Part 1: Tiny Tales. The site you are at right now is my own 100-word-story site where I write 100-word stories based on mythology and folklore and then collect those stories into books. You can see the books I have written and which I have in production, and you can also poke around and see what you think about the stories. Take a look here to learn more: Tiny Tales in 100 Words. Plus..... there is now an anthology of stories from the students in Fall 2020. Check out their book here: Tiny Tales from Fall 2020.
Part 2: Tiny Love Stories. The New York Times has contests where readers send in 100-word-stories about love. This is a wonderful collection to browse, very different in style and tone from the folktales and legends here at this blog. These tiny stories are very contemporary, much more literary in style, artful, allusive: Tiny Love Stories.
And here's another newspaper-based project: a 101-word story contest from the Monterey Weekly: 2020 Winners.
Part 3. Hint Fiction. This is an NPR story about hint fiction, stories that are just 25 words in length. You can listen and/or you can read the transcript. Being so short, these stories rely even more on readers filling in the gaps: 'Hint Fiction' Celebrates The (Extremely) Short Story.
Part 4. Six-Word Stories. This also comes from NPR, and it's about biographical six-word stories: Can You Tell Your Life Story In Exactly Six Words? Again, you can listen to the story or read the transcript. There is also a related project at NPR: The Race Card Project: Six-Word Essays (not stories, but very personal essays... in just six words!).
Part 5. Two-Sentence Horror. Thanks to someone in class, I learned about this Reddit space: Two-Sentence Horror. You have to join Reddit to post, but you can browse without joining. (Yeah, it's Reddit, so things are a bit ... chaotic, but there are some great stories there!)

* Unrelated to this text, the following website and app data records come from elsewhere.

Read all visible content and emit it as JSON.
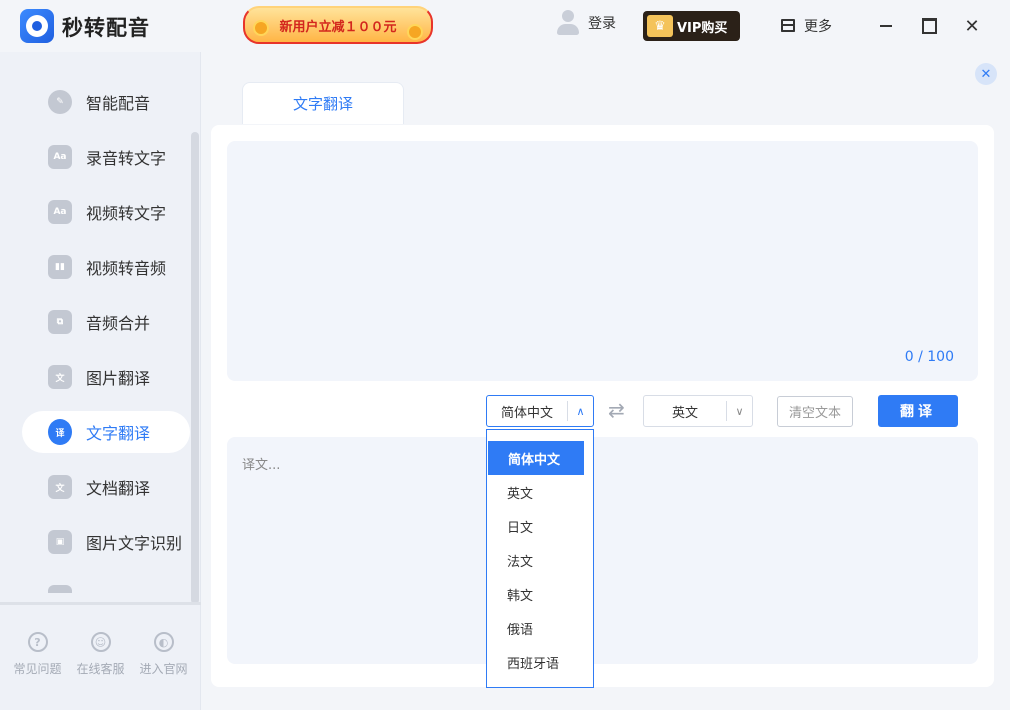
{
  "app": {
    "name": "秒转配音"
  },
  "header": {
    "promo_text": "新用户立减１００元",
    "login_label": "登录",
    "vip_label": "VIP购买",
    "more_label": "更多"
  },
  "sidebar": {
    "items": [
      {
        "label": "智能配音",
        "icon": "voice-icon"
      },
      {
        "label": "录音转文字",
        "icon": "recording-to-text-icon"
      },
      {
        "label": "视频转文字",
        "icon": "video-to-text-icon"
      },
      {
        "label": "视频转音频",
        "icon": "video-to-audio-icon"
      },
      {
        "label": "音频合并",
        "icon": "audio-merge-icon"
      },
      {
        "label": "图片翻译",
        "icon": "image-translate-icon"
      },
      {
        "label": "文字翻译",
        "icon": "text-translate-icon",
        "active": true
      },
      {
        "label": "文档翻译",
        "icon": "document-translate-icon"
      },
      {
        "label": "图片文字识别",
        "icon": "ocr-icon"
      },
      {
        "label": "",
        "icon": "partial-item-icon"
      }
    ],
    "footer": [
      {
        "label": "常见问题",
        "icon": "faq-icon"
      },
      {
        "label": "在线客服",
        "icon": "support-icon"
      },
      {
        "label": "进入官网",
        "icon": "website-icon"
      }
    ]
  },
  "main": {
    "tab_label": "文字翻译",
    "char_count": "0 / 100",
    "source_lang": "简体中文",
    "target_lang": "英文",
    "clear_label": "清空文本",
    "translate_label": "翻译",
    "result_placeholder": "译文..."
  },
  "dropdown": {
    "options": [
      "简体中文",
      "英文",
      "日文",
      "法文",
      "韩文",
      "俄语",
      "西班牙语"
    ],
    "selected": "简体中文"
  },
  "colors": {
    "accent": "#2f7bf5",
    "background": "#f3f5f9",
    "vip_bg": "#2b2118"
  }
}
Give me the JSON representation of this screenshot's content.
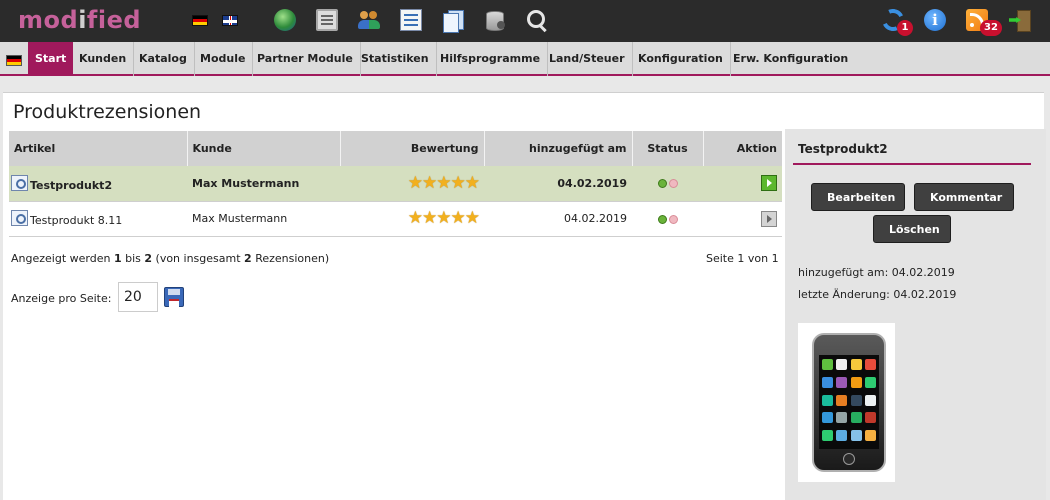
{
  "brand": {
    "logo_left": "mod",
    "logo_mid": "i",
    "logo_right": "fied"
  },
  "topbar": {
    "icons": [
      "flag-de-icon",
      "flag-uk-icon",
      "globe-icon",
      "basket-icon",
      "customers-icon",
      "list-icon",
      "documents-icon",
      "database-icon",
      "search-icon",
      "sync-icon",
      "info-icon",
      "rss-icon",
      "logout-icon"
    ],
    "sync_badge": "1",
    "rss_badge": "32",
    "info_glyph": "i"
  },
  "menu": {
    "items": [
      "Start",
      "Kunden",
      "Katalog",
      "Module",
      "Partner Module",
      "Statistiken",
      "Hilfsprogramme",
      "Land/Steuer",
      "Konfiguration",
      "Erw. Konfiguration"
    ],
    "active_index": 0
  },
  "page": {
    "title": "Produktrezensionen"
  },
  "table": {
    "headers": {
      "artikel": "Artikel",
      "kunde": "Kunde",
      "bewertung": "Bewertung",
      "date": "hinzugefügt am",
      "status": "Status",
      "aktion": "Aktion"
    },
    "rows": [
      {
        "artikel": "Testprodukt2",
        "kunde": "Max Mustermann",
        "rating": 5,
        "stars": "★★★★★",
        "date": "04.02.2019",
        "status_active": true,
        "selected": true
      },
      {
        "artikel": "Testprodukt 8.11",
        "kunde": "Max Mustermann",
        "rating": 5,
        "stars": "★★★★★",
        "date": "04.02.2019",
        "status_active": true,
        "selected": false
      }
    ]
  },
  "footer": {
    "summary_pre": "Angezeigt werden ",
    "summary_from": "1",
    "summary_mid1": " bis ",
    "summary_to": "2",
    "summary_mid2": " (von insgesamt ",
    "summary_total": "2",
    "summary_post": " Rezensionen)",
    "page_info": "Seite 1 von 1",
    "per_page_label": "Anzeige pro Seite:",
    "per_page_value": "20"
  },
  "sidebar": {
    "title": "Testprodukt2",
    "buttons": {
      "edit": "Bearbeiten",
      "comment": "Kommentar",
      "delete": "Löschen"
    },
    "added": "hinzugefügt am: 04.02.2019",
    "changed": "letzte Änderung: 04.02.2019"
  },
  "colors": {
    "brand": "#c5619a",
    "accent": "#a0195c",
    "topbar": "#2b2b2b",
    "selected_row": "#d5dfc0",
    "button": "#404040"
  }
}
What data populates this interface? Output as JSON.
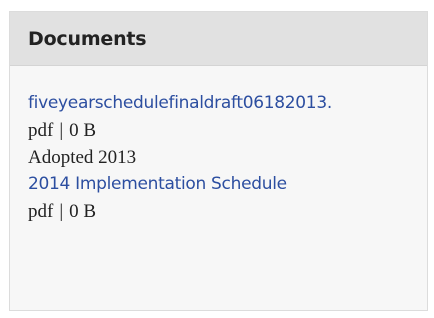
{
  "panel": {
    "title": "Documents"
  },
  "documents": [
    {
      "link_text": "fiveyearschedulefinaldraft06182013.",
      "file_type": "pdf",
      "separator": "|",
      "file_size": "0 B",
      "note": "Adopted 2013"
    },
    {
      "link_text": "2014 Implementation Schedule",
      "file_type": "pdf",
      "separator": "|",
      "file_size": "0 B"
    }
  ],
  "colors": {
    "link": "#2c4ea0",
    "header_bg": "#e1e1e1",
    "panel_bg": "#f7f7f7",
    "text": "#222222"
  }
}
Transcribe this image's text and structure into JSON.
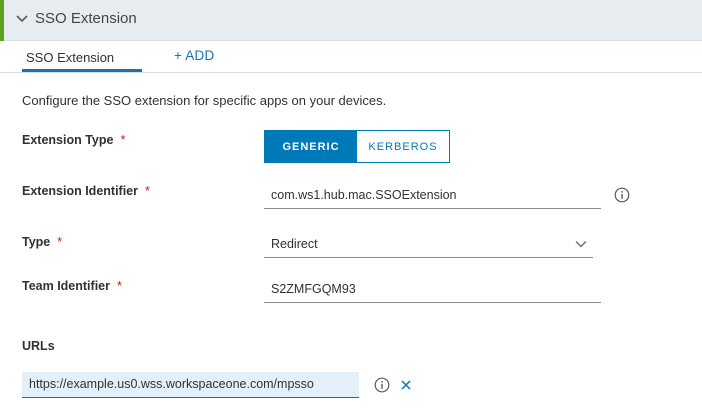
{
  "section": {
    "title": "SSO Extension",
    "accent_color": "#5aa220"
  },
  "tabs": {
    "active": "SSO Extension",
    "add": "+ ADD"
  },
  "description": "Configure the SSO extension for specific apps on your devices.",
  "form": {
    "extension_type": {
      "label": "Extension Type",
      "required": "*",
      "options": [
        "GENERIC",
        "KERBEROS"
      ],
      "selected": "GENERIC"
    },
    "extension_identifier": {
      "label": "Extension Identifier",
      "required": "*",
      "value": "com.ws1.hub.mac.SSOExtension"
    },
    "type": {
      "label": "Type",
      "required": "*",
      "value": "Redirect"
    },
    "team_identifier": {
      "label": "Team Identifier",
      "required": "*",
      "value": "S2ZMFGQM93"
    },
    "urls": {
      "label": "URLs",
      "items": [
        "https://example.us0.wss.workspaceone.com/mpsso"
      ]
    }
  },
  "colors": {
    "primary": "#0079b8",
    "required": "#c92100",
    "header_bg": "#e6ecf0"
  },
  "icons": {
    "collapse": "chevron-down-icon",
    "info": "info-icon",
    "dropdown": "chevron-down-icon",
    "remove": "close-icon"
  }
}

Writing up your thoughts. Spend a half hour or so exploring these materials, and then write up a blog post with your thoughts. Anything you want to comment is good; here are some prompts if you are not sure what to write about: Have you read/written microfiction before? What do you think about this style of storytelling? Which kinds of stories did you find that were most intriguing to you? Did you learn any storytelling techniques as you browsed these materials that you might want to use in your own writing? And do you think you will try writing some microfiction of your own...?
Blog Post. For your blog post, use "Lab, Week ##" for the post labels (based on whatever week it is), and include "Week ## Lab" somewhere in the blog post title. Include at least one image (with image information) in your post, along with links to whatever story materials you are including in the post (i.e. if you copy-and-paste a tiny story into your post to use as an example, make sure to cite the source).